Sei sulla pagina 1di 5



Authors: Richard Ďurana, MSc .Eng., Marian Tolnay, Prof. PhD.,

Ján Slamka, MSc. Eng.
Workplace: Faculty of Mechanical Engineering,
Slovak University of Technology in Bratislava
Address: nám. Slobody 17, 831 02 Bratislava 3, Slovakia

Task specification

Goal of this work is to analyze the deformation of a impact attenuator for a Formula
Student Germany racing car using two simultaneous independent measurements. First
analysis will use data from accelerometers, second will use data obtained from hi-speed video
using image analysis. FSG rules require experimental measurement with use of
accelerometers, optical analysis will serve in this case as a verification of measured data and
as a further proof of correctness of the experiment.
FSG requirements for the crashtest:
- car weight 300 kg,
- car impact speed 7 m/s,
- maximum average deceleration 20 G,
- maximum peak deceleration 40 G.

Design of the measurement chain for deformation analysis

Measurement chain for this experiment was designed in such way, that results obtained
from it could be used in Impact attenuator report for FSG Hockenheim 2009. That includes
restriction on measuring equipment and conditions during experiment. Crash itself was
designed as a straight horizontal impact of a car with required parameters into a flat rigid
surface perpendicular to the direction of impact.

Optical analysis of deformation using hi-speed camera

Data acquired from optical analysis serve as:

- verification of data from accelerometers
- accurate determining of impact speed
- accurate determining of actual deformation
- accurate determining of time duration of the impact
Using derivation of car translation obtained from optical analysis, we can determine the
velocity and acceleration, comparing it to results from accelerometer measurement.
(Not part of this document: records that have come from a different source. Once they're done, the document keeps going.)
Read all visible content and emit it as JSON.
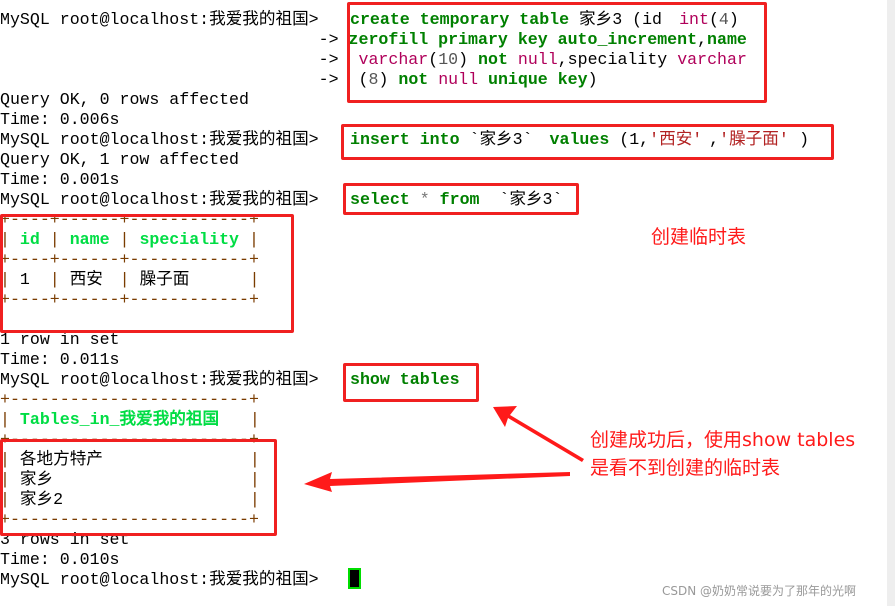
{
  "terminal": {
    "lines": [
      [
        [
          "MySQL root@localhost:我爱我的祖国> ",
          "p"
        ],
        [
          "create temporary table",
          "k"
        ],
        [
          " 家乡3 (id ",
          "p"
        ],
        [
          "int",
          "t"
        ],
        [
          "(",
          "p"
        ],
        [
          "4",
          "n"
        ],
        [
          ")",
          "p"
        ]
      ],
      [
        [
          "                                ",
          "p"
        ],
        [
          "-> ",
          "p"
        ],
        [
          "zerofill primary key auto_increment",
          "k"
        ],
        [
          ",",
          "p"
        ],
        [
          "name",
          "k"
        ]
      ],
      [
        [
          "                                ",
          "p"
        ],
        [
          "->  ",
          "p"
        ],
        [
          "varchar",
          "t"
        ],
        [
          "(",
          "p"
        ],
        [
          "10",
          "n"
        ],
        [
          ") ",
          "p"
        ],
        [
          "not",
          "k"
        ],
        [
          " ",
          "p"
        ],
        [
          "null",
          "t"
        ],
        [
          ",speciality ",
          "p"
        ],
        [
          "varchar",
          "t"
        ]
      ],
      [
        [
          "                                ",
          "p"
        ],
        [
          "->  ",
          "p"
        ],
        [
          "(",
          "p"
        ],
        [
          "8",
          "n"
        ],
        [
          ") ",
          "p"
        ],
        [
          "not",
          "k"
        ],
        [
          " ",
          "p"
        ],
        [
          "null",
          "t"
        ],
        [
          " ",
          "p"
        ],
        [
          "unique key",
          "k"
        ],
        [
          ")",
          "p"
        ]
      ],
      [
        [
          "Query OK, 0 rows affected",
          "p"
        ]
      ],
      [
        [
          "Time: 0.006s",
          "p"
        ]
      ],
      [
        [
          "MySQL root@localhost:我爱我的祖国> ",
          "p"
        ],
        [
          "insert into",
          "k"
        ],
        [
          " `家乡3` ",
          "p"
        ],
        [
          "values",
          "k"
        ],
        [
          " (1,",
          "p"
        ],
        [
          "'西安'",
          "s"
        ],
        [
          ",",
          "p"
        ],
        [
          "'臊子面'",
          "s"
        ],
        [
          ")",
          "p"
        ]
      ],
      [
        [
          "Query OK, 1 row affected",
          "p"
        ]
      ],
      [
        [
          "Time: 0.001s",
          "p"
        ]
      ],
      [
        [
          "MySQL root@localhost:我爱我的祖国> ",
          "p"
        ],
        [
          "select",
          "k"
        ],
        [
          " ",
          "p"
        ],
        [
          "*",
          "o"
        ],
        [
          " ",
          "p"
        ],
        [
          "from",
          "k"
        ],
        [
          "  `家乡3`",
          "p"
        ]
      ],
      [
        [
          "+----+------+------------+",
          "b"
        ]
      ],
      [
        [
          "| ",
          "b"
        ],
        [
          "id",
          "h"
        ],
        [
          " | ",
          "b"
        ],
        [
          "name",
          "h"
        ],
        [
          " | ",
          "b"
        ],
        [
          "speciality",
          "h"
        ],
        [
          " |",
          "b"
        ]
      ],
      [
        [
          "+----+------+------------+",
          "b"
        ]
      ],
      [
        [
          "| ",
          "b"
        ],
        [
          "1 ",
          "p"
        ],
        [
          " | ",
          "b"
        ],
        [
          "西安",
          "p"
        ],
        [
          " | ",
          "b"
        ],
        [
          "臊子面    ",
          "p"
        ],
        [
          " |",
          "b"
        ]
      ],
      [
        [
          "+----+------+------------+",
          "b"
        ]
      ],
      [
        [
          "",
          "p"
        ]
      ],
      [
        [
          "1 row in set",
          "p"
        ]
      ],
      [
        [
          "Time: 0.011s",
          "p"
        ]
      ],
      [
        [
          "MySQL root@localhost:我爱我的祖国> ",
          "p"
        ],
        [
          "show tables",
          "k"
        ]
      ],
      [
        [
          "+------------------------+",
          "b"
        ]
      ],
      [
        [
          "| ",
          "b"
        ],
        [
          "Tables_in_我爱我的祖国",
          "h"
        ],
        [
          " |",
          "b"
        ]
      ],
      [
        [
          "+------------------------+",
          "b"
        ]
      ],
      [
        [
          "| ",
          "b"
        ],
        [
          "各地方特产            ",
          "p"
        ],
        [
          " |",
          "b"
        ]
      ],
      [
        [
          "| ",
          "b"
        ],
        [
          "家乡                  ",
          "p"
        ],
        [
          " |",
          "b"
        ]
      ],
      [
        [
          "| ",
          "b"
        ],
        [
          "家乡2                 ",
          "p"
        ],
        [
          " |",
          "b"
        ]
      ],
      [
        [
          "+------------------------+",
          "b"
        ]
      ],
      [
        [
          "3 rows in set",
          "p"
        ]
      ],
      [
        [
          "Time: 0.010s",
          "p"
        ]
      ],
      [
        [
          "MySQL root@localhost:我爱我的祖国> ",
          "p"
        ]
      ]
    ]
  },
  "annotations": {
    "temp_table_note": "创建临时表",
    "show_tables_note_line1": "创建成功后，使用show tables",
    "show_tables_note_line2": "是看不到创建的临时表"
  },
  "watermark": "CSDN @奶奶常说要为了那年的光啊",
  "colors": {
    "annotation": "#ff1a1a",
    "keyword": "#008000",
    "header": "#00ee44",
    "border": "#7a3c00"
  }
}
Fig. 1. Scheme of experiment

Necessary data for analysis:

- Position of the car related to crash zone. Crash zone and camera were both stationary, so
we can assume that local coordinate system of particular frames will be also the global
coordinate system of the experiment.
- Time. Video was recorded at constant frame rate of 3000 frames per second. From that we
can assume, that time shift between particular frames is constant. It can be determined as
inverse value of frames per second.

Determining position of the car

Image analysis was realized in LabWIEV with Vision Development Module. The image is
converted to Grayscale format and the processed using Vision Assistance functions. Most
important step in this process is pattern matching, during which the presence and position of a
given pattern are evaluated. The pattern analyzed is circular target with cross and two quarters
painted black. There are two targets for better accuracy, the right one serves as a template for
both of them. Unit of the frame coordinate system is pixel. To convert it to metric units, we
need to find the correlation between pixels and millimeters. For this, we use ruler painted
under the targets, which has known dimensions.
- Position of the car is represented by the position of both targets
- Center of the template has offset to correlate with center of the target
- For a more robust algorithm, detection of a rotated pattern was enabled and the number of
wanted patterns to be found was set to 2, so we could lower the correlation criteria.
- Algorithm can determine the positions on a sub-pixel level for better accuracy

Fig. 2. Pattern matching using Vision Assistant

Processing of measured data

Statistic was used to obtain more precise position of the car. From the positions of the two
targets, one representative position was calculated to represent the position of the car. After
obtaining the position of the car for each frame, knowing the time interval between two
subsequent frames, we could perform numerical derivation of the position in time and thus
determine the velocity of the car in time. By repeating this process we could obtain
acceleration of the car in time. To obtain relatively smooth and accurate course of
acceleration, we made an approximation of the velocity course. This was done by using
MATLAB SplineTool function.

Measurement evaluation

From measurement with accelerometers, following acceleration course was obtained.







0 0.02 0.04 0.06 0.08 0.1 0.12 0.14 0.16 0.18

Fig. 3. Signal from accelerometer

Maximal reached acceleration value was 40 G, which is maximum peak value allowed by
FSG. Average acceleration value was 10,8255 G
From optical analysis, following acceleration course was obtained.




0 0.02 0.04 0.06 0.08 0.1 0.12

Fig. 4. Signal from hi-speed camera

Maximum peak value 19,37 G

Average value 7,3214 G

We can compare the two signals. They are significantly similar, but the peak values of the
acceleration course obtained from optical analysis has significantly lower peaks. This can be
caused mainly by two factors:
- Signal from accelerometer is not filtered;
- Signal from camera is approximated using spline curve.

Using filters on the signal from accelerometer would lower the peaks, but it is not
necessary. When approximating signal with spline curve, biggest distortion is in area of
peaks, lowering the peak values significantly. It also causes minor lowering of the average
values. Taking all this in account, we can consider both signals similar and both measurement


[1] ĎURANNA, R. Analýza deformácie crash boxu. Bratislava: STU, 2009.


Potrebbero piacerti anche